However, there was an uplifting message on the topic of gender balance. The new first minister voiced the ambition that her election might send a message of hope to Scotland's women and girls.

She referred to her niece Harriet, aged eight, who was in the VIP gallery along with other members of the FM's family.

Nicola Sturgeon expressed the hope that - by the time Harriet had grown up - it would not be thought at all remarkable that a woman might lead a government. Young Harriet, a keen dancer, nodded sagely.

It was, mostly, then a day to voice congratulation. But each of the opposition leaders also contained messages as to the issues they will raise in the period ahead.

Jackie Bailie for Labour talked of the living wage. Ruth Davidson for the Tories suggested public sector reform. Willie Rennie of the Lib Dems urged changes to justice policy.

Patrick Harvie of the Greens wanted action on unconventional gas extraction and the transatlantic trade and investment partnership.

More on all of those. Much more on the allocation of public spending. New powers for the Scottish Parliament.
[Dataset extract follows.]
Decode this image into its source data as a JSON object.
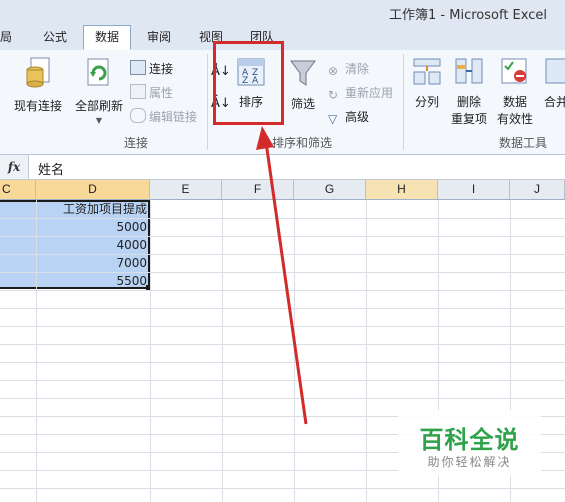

More, much. Accepting the seal of office. Appointing her cabinet. Setting out her programme for government. Responding to the Smith Commission.

For today though, a family affair.